Thanks Tim, can you send me more info about how to do this?
Sure. Basically, binfmt_misc is a facility provided by the Linux
kernel. It lets you say something along the lines of "if I tell you to
run a program and the file has bytes X Y Z at offset N, run this
wrapper with the binary as an argument instead". I think the original
intent was to allow userland extension of the binary formats supported
(Java .jar files was the first time I heard of it), but it turns out
to be very useful for running non-native binaries if shenanigans are
There's a rough description of the syntax at
binfmt_misc - Wikipedia. The command I use for
AArch64 ELF is:
The weird bytes just happen to be enough to identify an AArch64 ELF
executable file. The "\xb7\x00" is the EM_AARCH64 encoding which you'd
want to change if you were an otherwise normal 64-bit ELF platform.
Possibly others if you output ELF32 or have other oddities. I'm happy
to help out if you can't work out what you need.
After that, as long as /home/tim/qemu-aarch64-wrapper can produce the
correct stdout/stdin/exitcode/filesystem effects you're good to go.
Mine's pretty trivial, just specifying a fixed sysroot and running
qemu on the given binary, but you could easily run a remote ssh and
gather its results, or run post-link black magic before handing off to

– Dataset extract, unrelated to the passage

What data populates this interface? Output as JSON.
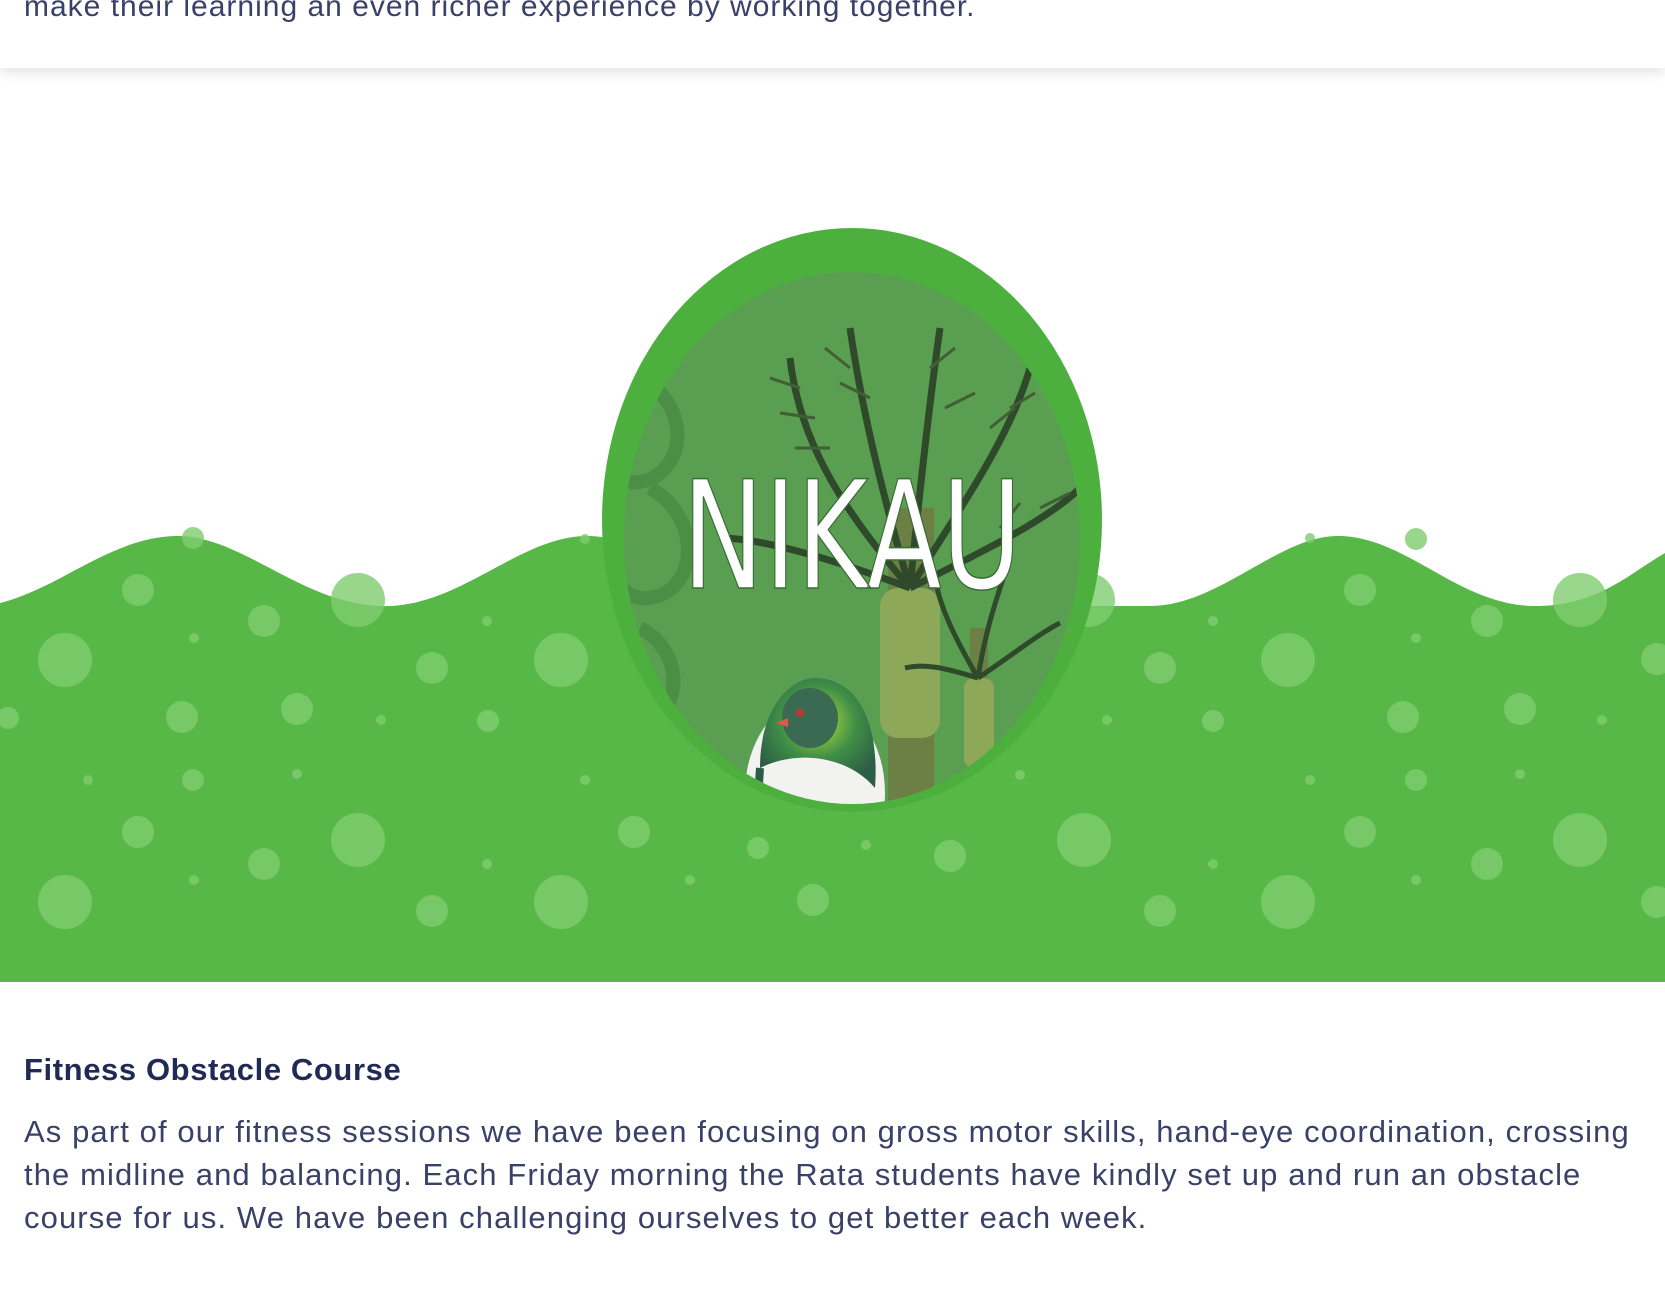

some simulator or hardware-connection.
Other than that, I just run "cmake -DCMAKE_TOOLCHAIN_FILE=Thing ..."
which points $CC at aarch64-linux-gnu-gcc instead of gcc (I've
attached my file here, just in case it's useful). I'm reasonably sure

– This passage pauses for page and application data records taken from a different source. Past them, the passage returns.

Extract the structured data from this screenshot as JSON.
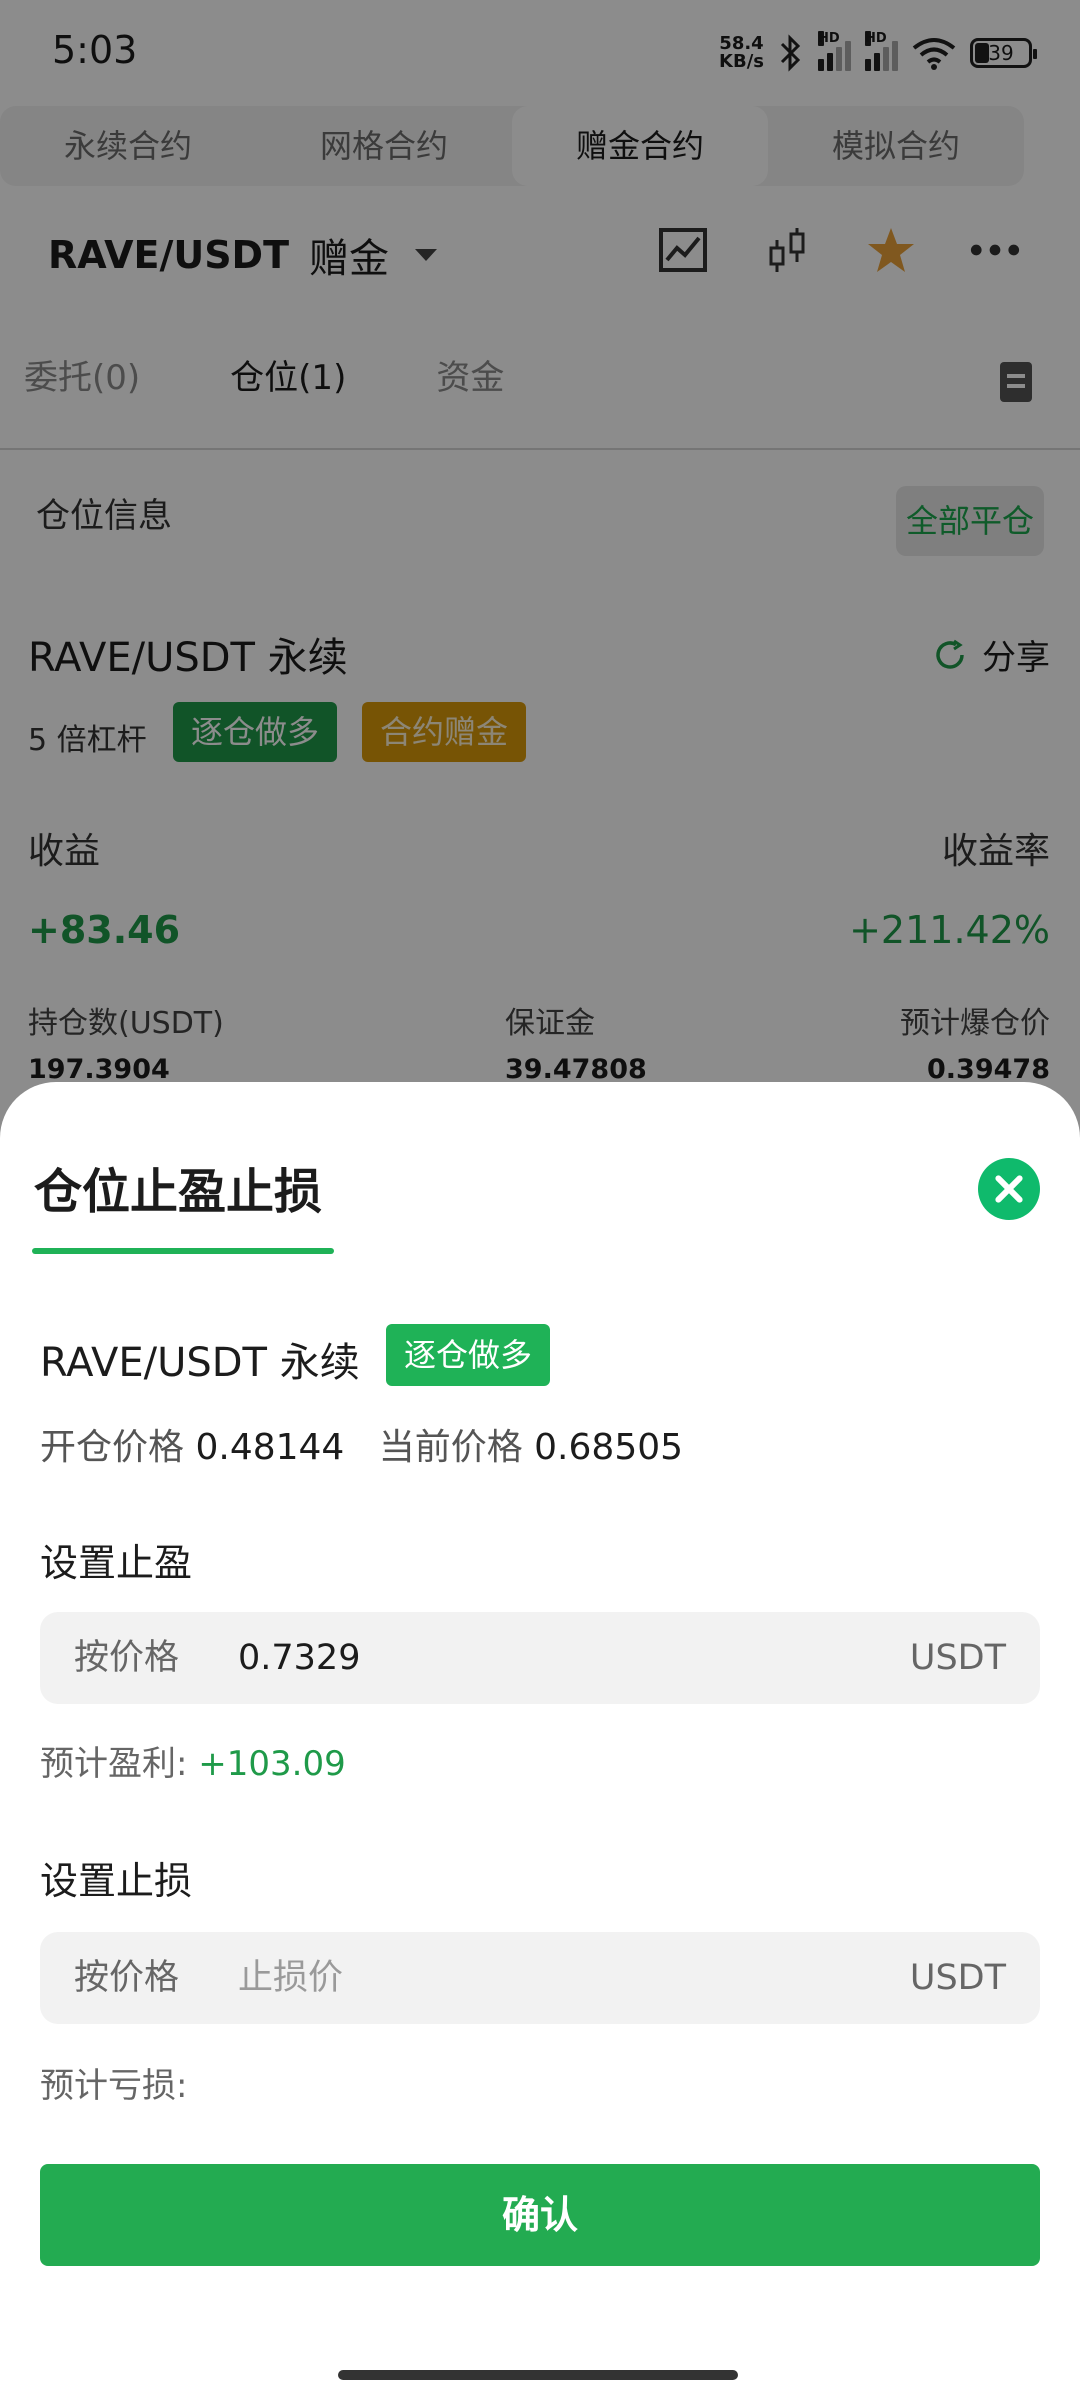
{
  "status_bar": {
    "time": "5:03",
    "net_speed_value": "58.4",
    "net_speed_unit": "KB/s",
    "hd": "HD",
    "battery": "39"
  },
  "contract_tabs": [
    {
      "label": "永续合约",
      "active": false
    },
    {
      "label": "网格合约",
      "active": false
    },
    {
      "label": "赠金合约",
      "active": true
    },
    {
      "label": "模拟合约",
      "active": false
    }
  ],
  "pair_header": {
    "symbol": "RAVE/USDT",
    "bonus": "赠金"
  },
  "sub_tabs": [
    "委托(0)",
    "仓位(1)",
    "资金"
  ],
  "position_section": {
    "title": "仓位信息",
    "close_all": "全部平仓"
  },
  "position": {
    "title": "RAVE/USDT 永续",
    "share": "分享",
    "leverage": "5 倍杠杆",
    "mode_tag": "逐仓做多",
    "bonus_tag": "合约赠金",
    "pnl_label": "收益",
    "pnl_value": "+83.46",
    "roe_label": "收益率",
    "roe_value": "+211.42%",
    "size_label": "持仓数(USDT)",
    "size_value": "197.3904",
    "margin_label": "保证金",
    "margin_value": "39.47808",
    "liq_label": "预计爆仓价",
    "liq_value": "0.39478"
  },
  "sheet": {
    "title": "仓位止盈止损",
    "pair": "RAVE/USDT 永续",
    "tag": "逐仓做多",
    "open_price_label": "开仓价格",
    "open_price": "0.48144",
    "current_price_label": "当前价格",
    "current_price": "0.68505",
    "tp": {
      "title": "设置止盈",
      "by_label": "按价格",
      "value": "0.7329",
      "placeholder": "",
      "unit": "USDT",
      "est_label": "预计盈利:",
      "est_value": "+103.09"
    },
    "sl": {
      "title": "设置止损",
      "by_label": "按价格",
      "value": "",
      "placeholder": "止损价",
      "unit": "USDT",
      "est_label": "预计亏损:",
      "est_value": ""
    },
    "confirm": "确认"
  },
  "colors": {
    "accent_green": "#23ab51",
    "profit_green": "#1f9a49",
    "star": "#e9a13a",
    "close_button": "#0fba6c"
  }
}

the llvm-tblgen that gets executed while actually compiling LLVM is an
AArch64 binary, but it runs fine so who cares.
Actually, that last point may be a problem for you if your target

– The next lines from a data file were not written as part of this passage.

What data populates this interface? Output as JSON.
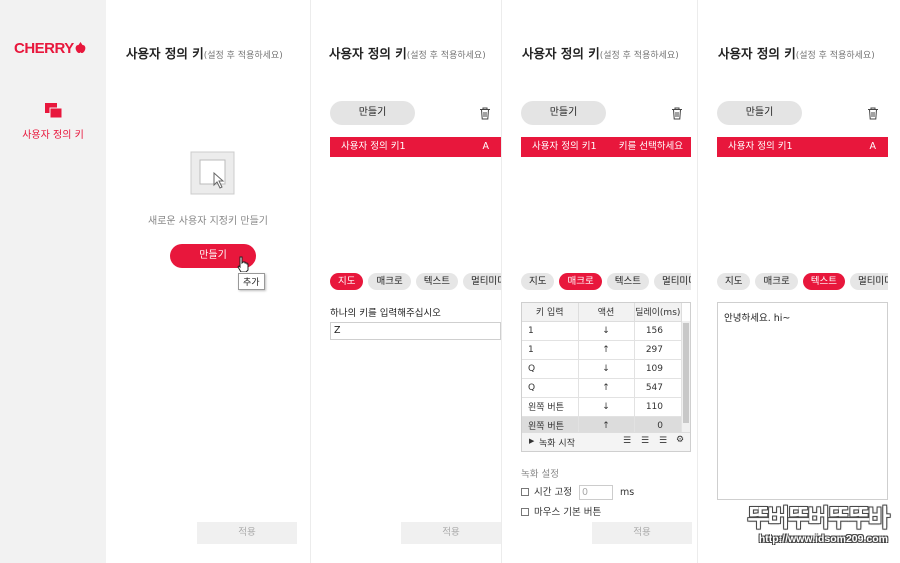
{
  "app": {
    "logo_text": "CHERRY",
    "nav_label": "사용자 정의 키"
  },
  "colors": {
    "accent": "#e8173c",
    "sidebar_bg": "#f2f2f2"
  },
  "panel_title": {
    "main": "사용자 정의 키",
    "sub": "(설정 후 적용하세요)"
  },
  "empty_panel": {
    "message": "새로운 사용자 지정키 만들기",
    "create_label": "만들기",
    "tooltip": "추가",
    "apply_label": "적용"
  },
  "panel2": {
    "create_label": "만들기",
    "key_name": "사용자 정의 키1",
    "key_value": "A",
    "tabs": [
      "지도",
      "매크로",
      "텍스트",
      "멀티미디어"
    ],
    "active_tab": 0,
    "input_label": "하나의 키를 입력해주십시오",
    "input_value": "Z",
    "apply_label": "적용"
  },
  "panel3": {
    "create_label": "만들기",
    "key_name": "사용자 정의 키1",
    "key_value": "키를 선택하세요",
    "tabs": [
      "지도",
      "매크로",
      "텍스트",
      "멀티미디어"
    ],
    "active_tab": 1,
    "table_headers": [
      "키 입력",
      "액션",
      "딜레이(ms)"
    ],
    "rows": [
      {
        "key": "1",
        "action": "↓",
        "delay": "156"
      },
      {
        "key": "1",
        "action": "↑",
        "delay": "297"
      },
      {
        "key": "Q",
        "action": "↓",
        "delay": "109"
      },
      {
        "key": "Q",
        "action": "↑",
        "delay": "547"
      },
      {
        "key": "왼쪽 버튼",
        "action": "↓",
        "delay": "110"
      },
      {
        "key": "왼쪽 버튼",
        "action": "↑",
        "delay": "0"
      }
    ],
    "selected_row": 5,
    "record_label": "녹화 시작",
    "settings_title": "녹화 설정",
    "fixed_time_label": "시간 고정",
    "fixed_time_value": "0",
    "ms_label": "ms",
    "mouse_label": "마우스 기본 버튼",
    "apply_label": "적용"
  },
  "panel4": {
    "create_label": "만들기",
    "key_name": "사용자 정의 키1",
    "key_value": "A",
    "tabs": [
      "지도",
      "매크로",
      "텍스트",
      "멀티미디어"
    ],
    "active_tab": 2,
    "text_value": "안녕하세요. hi~"
  },
  "watermark": {
    "big": "뚜버뚜버뚜뚜바",
    "small": "http://www.idsom209.com"
  }
}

can't access the same filesystem. CMake has some kind of 2-step
TableGen that ought to allow you to build TableGen for the host while
generally cross-compiling everything else, but I've never really
bothered to work out how to use or trigger that I'm afraid.
Let me know if anything's unclear.
aarch64-toolchain.cmake (687 Bytes)